# Material supplied:

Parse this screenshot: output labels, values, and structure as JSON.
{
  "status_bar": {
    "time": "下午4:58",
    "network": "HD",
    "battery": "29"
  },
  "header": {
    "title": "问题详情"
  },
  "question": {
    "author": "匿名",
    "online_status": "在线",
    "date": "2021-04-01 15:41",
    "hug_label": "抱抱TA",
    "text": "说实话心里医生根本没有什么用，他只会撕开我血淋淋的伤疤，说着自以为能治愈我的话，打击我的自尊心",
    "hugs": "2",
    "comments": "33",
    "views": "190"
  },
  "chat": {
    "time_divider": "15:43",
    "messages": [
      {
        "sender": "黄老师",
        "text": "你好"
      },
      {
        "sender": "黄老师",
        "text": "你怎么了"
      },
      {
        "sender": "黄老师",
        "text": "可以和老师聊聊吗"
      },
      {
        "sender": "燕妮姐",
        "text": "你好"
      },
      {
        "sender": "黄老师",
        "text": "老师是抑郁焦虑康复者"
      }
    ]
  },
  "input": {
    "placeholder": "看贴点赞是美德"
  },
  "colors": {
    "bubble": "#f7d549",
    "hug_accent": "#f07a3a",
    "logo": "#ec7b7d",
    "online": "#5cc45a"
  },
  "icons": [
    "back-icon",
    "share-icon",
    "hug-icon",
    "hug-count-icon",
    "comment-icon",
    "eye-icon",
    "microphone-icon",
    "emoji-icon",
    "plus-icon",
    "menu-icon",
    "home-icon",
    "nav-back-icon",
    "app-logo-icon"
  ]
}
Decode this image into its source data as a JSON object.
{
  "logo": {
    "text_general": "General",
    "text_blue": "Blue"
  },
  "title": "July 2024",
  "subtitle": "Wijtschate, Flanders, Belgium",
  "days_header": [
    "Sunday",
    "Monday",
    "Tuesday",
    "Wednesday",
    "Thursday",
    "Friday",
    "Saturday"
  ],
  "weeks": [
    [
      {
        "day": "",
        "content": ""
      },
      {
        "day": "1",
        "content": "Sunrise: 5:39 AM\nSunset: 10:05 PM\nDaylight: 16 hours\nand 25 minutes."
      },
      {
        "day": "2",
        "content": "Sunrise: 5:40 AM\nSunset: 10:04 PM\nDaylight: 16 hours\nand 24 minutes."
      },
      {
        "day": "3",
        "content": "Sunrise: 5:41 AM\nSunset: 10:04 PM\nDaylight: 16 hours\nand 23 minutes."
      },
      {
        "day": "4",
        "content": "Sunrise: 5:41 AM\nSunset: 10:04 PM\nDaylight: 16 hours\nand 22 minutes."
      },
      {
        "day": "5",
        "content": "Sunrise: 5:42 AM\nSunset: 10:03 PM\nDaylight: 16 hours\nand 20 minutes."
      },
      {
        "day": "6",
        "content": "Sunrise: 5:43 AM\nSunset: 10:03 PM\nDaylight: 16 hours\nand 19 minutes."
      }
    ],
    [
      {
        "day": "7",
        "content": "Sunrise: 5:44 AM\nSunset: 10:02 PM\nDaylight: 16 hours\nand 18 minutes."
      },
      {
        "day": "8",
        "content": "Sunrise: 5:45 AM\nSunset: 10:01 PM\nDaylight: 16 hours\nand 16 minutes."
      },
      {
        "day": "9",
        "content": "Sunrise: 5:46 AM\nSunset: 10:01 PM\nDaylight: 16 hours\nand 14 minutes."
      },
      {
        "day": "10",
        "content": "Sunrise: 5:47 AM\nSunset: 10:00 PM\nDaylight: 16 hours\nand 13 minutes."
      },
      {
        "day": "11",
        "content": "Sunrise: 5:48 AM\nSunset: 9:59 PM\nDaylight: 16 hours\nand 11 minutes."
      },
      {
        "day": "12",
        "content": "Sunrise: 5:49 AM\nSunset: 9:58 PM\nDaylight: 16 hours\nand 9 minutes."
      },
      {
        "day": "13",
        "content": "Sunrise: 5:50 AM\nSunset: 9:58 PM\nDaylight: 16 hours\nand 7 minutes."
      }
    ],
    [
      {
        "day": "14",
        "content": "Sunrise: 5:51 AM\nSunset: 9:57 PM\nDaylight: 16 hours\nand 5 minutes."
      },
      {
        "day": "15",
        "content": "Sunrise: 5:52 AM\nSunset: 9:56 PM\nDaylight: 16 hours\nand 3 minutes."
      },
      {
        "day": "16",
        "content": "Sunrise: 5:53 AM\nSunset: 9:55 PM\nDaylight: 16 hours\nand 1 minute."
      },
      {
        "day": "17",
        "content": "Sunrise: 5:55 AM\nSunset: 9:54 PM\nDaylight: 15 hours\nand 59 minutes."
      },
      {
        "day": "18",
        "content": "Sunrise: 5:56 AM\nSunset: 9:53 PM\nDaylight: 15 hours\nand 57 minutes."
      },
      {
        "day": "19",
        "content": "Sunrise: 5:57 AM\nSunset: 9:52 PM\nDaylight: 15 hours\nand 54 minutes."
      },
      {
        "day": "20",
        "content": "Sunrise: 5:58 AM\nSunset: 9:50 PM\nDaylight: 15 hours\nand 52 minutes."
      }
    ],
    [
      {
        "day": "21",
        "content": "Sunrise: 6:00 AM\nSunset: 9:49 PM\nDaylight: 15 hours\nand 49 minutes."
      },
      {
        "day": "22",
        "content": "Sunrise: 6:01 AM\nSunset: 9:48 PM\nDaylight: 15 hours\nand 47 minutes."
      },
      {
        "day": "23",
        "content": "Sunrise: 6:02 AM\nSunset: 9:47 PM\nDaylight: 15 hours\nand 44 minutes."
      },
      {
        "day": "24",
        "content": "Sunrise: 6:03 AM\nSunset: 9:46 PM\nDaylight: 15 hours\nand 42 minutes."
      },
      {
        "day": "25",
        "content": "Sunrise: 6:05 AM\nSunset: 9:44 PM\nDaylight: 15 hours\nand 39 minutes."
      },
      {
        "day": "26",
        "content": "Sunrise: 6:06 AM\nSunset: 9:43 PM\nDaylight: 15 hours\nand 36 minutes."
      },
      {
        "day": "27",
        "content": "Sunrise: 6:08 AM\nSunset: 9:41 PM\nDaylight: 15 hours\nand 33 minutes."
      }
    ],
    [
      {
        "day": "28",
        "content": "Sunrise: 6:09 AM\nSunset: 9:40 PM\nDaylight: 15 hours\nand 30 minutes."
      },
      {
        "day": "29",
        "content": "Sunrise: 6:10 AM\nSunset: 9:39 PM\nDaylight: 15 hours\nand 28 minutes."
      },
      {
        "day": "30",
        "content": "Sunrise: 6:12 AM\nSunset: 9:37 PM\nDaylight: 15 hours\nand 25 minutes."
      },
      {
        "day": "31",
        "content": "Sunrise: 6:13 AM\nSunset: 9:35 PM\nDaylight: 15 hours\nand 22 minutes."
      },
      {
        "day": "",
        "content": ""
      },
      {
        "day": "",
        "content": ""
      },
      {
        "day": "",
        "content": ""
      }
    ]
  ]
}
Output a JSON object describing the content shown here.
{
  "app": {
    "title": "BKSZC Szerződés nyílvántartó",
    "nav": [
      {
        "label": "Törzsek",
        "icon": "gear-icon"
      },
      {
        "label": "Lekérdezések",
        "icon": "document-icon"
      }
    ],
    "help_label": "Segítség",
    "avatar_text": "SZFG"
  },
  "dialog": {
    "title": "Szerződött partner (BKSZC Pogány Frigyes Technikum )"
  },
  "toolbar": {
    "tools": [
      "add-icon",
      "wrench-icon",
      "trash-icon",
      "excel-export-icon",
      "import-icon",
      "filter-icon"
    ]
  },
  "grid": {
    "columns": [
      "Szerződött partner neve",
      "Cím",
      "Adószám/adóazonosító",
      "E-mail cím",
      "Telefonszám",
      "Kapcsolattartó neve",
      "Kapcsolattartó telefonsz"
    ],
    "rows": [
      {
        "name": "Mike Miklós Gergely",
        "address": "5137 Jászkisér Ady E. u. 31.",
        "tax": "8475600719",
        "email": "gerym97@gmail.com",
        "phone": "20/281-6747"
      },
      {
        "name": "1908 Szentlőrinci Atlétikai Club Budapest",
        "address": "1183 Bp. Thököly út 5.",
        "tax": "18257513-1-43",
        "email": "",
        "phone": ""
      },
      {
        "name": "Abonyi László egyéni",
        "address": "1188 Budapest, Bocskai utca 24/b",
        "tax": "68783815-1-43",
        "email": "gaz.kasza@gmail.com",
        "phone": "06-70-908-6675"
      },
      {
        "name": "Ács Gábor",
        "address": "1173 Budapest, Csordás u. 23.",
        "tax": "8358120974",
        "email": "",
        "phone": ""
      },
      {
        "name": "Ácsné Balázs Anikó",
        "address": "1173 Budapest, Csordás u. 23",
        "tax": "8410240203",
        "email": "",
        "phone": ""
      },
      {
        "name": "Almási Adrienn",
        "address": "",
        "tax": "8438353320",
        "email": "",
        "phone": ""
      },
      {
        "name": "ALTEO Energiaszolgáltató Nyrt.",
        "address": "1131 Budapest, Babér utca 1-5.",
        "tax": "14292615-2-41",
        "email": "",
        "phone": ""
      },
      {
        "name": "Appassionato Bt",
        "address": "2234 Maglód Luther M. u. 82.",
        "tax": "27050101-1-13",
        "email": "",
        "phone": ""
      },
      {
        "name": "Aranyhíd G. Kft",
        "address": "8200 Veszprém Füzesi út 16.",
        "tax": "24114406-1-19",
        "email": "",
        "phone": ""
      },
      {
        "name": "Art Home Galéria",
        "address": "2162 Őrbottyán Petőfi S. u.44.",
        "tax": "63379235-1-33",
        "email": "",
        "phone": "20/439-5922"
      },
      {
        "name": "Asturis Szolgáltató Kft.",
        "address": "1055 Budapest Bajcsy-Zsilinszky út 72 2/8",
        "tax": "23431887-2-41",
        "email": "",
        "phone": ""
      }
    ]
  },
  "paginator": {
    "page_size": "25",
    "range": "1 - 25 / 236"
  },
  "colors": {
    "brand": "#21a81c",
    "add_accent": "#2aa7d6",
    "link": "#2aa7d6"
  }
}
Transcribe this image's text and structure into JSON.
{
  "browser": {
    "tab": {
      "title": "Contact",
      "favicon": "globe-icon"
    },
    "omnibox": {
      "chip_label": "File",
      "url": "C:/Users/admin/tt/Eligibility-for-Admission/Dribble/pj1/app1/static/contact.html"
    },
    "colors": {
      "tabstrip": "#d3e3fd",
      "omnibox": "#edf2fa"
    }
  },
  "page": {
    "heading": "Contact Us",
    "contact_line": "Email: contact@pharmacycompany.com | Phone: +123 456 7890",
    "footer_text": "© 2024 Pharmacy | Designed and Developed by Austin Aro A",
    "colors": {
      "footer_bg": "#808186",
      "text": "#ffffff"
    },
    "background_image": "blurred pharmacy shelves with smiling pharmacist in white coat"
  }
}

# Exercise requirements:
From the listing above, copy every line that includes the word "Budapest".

# Exercise answer:
        "name": "1908 Szentlőrinci Atlétikai Club Budapest",
        "address": "1188 Budapest, Bocskai utca 24/b",
        "address": "1173 Budapest, Csordás u. 23.",
        "address": "1173 Budapest, Csordás u. 23",
        "address": "1131 Budapest, Babér utca 1-5.",
        "address": "1055 Budapest Bajcsy-Zsilinszky út 72 2/8",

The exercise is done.